Women are also struggling to access the easiest and safest method of ending an early pregnancy — pills that can induce an abortion — because Republican lawmakers have been busy restricting it. Sixteen states currently limit access to medication abortion, something that researchers at the Guttmacher Institute warn will “threaten provision of abortion in the earliest stages of pregnancy.”

Due to this policy reality, some reproductive rights proponents have proposed somewhat of an “abortion compromise” to GOP politicians: Make it easier for women to prevent unplanned pregnancies and access early abortion, and then it would be acceptable to place a limit on later procedures. We could model our own policies after European countries like France, where the government pays for the full cost of contraception and first-trimester abortions.

But that approach would signal a radical departure from the way the United States currently approaches women’s health care — requiring politicians to expand access to free health care, make emergency contraception widely available, allow the government to subsidize the cost of abortion, remove the logistical barriers to getting to the nearest clinic, and integrate abortion with the rest of women’s routine reproductive health services. Ironically, anti-abortion politicians are unlikely to agree to those reforms, and have instead doggedly pursued policies that actually undermine the goal of lowering the national abortion rate.

Republicans could also think about the issue this way: We already have an example of a developed country without a single politically-imposed restriction on abortion.
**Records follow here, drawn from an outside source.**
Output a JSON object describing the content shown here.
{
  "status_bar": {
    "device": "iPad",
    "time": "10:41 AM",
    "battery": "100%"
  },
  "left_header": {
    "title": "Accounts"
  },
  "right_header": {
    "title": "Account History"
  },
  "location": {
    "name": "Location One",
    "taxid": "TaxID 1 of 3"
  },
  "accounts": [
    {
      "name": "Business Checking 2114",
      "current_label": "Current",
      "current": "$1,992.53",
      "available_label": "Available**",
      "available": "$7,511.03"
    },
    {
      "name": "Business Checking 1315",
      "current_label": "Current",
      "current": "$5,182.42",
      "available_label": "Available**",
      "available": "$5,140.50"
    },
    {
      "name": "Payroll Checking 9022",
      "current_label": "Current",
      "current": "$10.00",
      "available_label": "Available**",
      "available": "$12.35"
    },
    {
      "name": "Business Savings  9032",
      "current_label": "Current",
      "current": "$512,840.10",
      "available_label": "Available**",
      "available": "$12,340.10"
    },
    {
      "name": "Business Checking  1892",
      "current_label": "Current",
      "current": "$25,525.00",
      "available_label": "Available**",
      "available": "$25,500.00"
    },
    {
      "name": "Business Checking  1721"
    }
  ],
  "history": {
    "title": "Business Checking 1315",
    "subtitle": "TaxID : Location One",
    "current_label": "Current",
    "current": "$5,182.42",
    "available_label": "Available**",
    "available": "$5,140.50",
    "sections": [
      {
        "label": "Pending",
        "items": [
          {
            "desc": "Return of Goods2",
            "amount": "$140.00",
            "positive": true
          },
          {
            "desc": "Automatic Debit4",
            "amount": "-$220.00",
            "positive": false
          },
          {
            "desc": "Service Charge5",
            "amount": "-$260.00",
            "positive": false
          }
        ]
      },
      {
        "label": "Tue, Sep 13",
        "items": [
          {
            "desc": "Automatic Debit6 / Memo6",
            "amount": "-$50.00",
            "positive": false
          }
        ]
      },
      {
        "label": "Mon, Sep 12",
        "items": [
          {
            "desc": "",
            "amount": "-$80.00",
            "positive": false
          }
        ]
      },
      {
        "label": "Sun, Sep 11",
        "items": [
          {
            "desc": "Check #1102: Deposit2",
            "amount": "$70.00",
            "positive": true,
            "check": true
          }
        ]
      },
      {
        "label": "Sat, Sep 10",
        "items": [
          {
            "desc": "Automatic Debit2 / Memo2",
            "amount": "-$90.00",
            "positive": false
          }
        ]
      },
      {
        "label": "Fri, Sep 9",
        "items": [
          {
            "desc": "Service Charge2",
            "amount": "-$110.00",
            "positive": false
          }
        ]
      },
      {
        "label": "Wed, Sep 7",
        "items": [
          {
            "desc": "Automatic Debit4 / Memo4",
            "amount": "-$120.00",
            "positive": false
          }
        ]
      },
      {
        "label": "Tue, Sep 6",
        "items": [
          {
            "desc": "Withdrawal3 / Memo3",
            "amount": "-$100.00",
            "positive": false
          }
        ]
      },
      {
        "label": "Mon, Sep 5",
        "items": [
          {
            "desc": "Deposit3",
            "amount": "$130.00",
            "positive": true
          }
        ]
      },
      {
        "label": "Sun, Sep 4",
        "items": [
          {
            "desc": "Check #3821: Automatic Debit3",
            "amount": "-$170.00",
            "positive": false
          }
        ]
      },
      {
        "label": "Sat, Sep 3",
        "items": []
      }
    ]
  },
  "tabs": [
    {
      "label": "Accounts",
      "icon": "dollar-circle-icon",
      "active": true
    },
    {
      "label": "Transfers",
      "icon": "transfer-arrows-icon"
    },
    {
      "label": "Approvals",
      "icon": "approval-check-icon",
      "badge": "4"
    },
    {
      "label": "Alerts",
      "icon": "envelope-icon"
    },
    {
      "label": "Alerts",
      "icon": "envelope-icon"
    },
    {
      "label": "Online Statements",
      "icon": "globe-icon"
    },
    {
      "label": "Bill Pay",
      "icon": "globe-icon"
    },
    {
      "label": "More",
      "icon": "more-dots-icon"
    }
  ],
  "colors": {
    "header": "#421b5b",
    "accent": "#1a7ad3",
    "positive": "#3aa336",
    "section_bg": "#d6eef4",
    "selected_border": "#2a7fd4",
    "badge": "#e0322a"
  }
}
That simply describes our neighbor to the North — where there does not appear to be an epidemic of women having elective abortions after the first trimester, since Canada’s abortion rate is lower than the United States‘.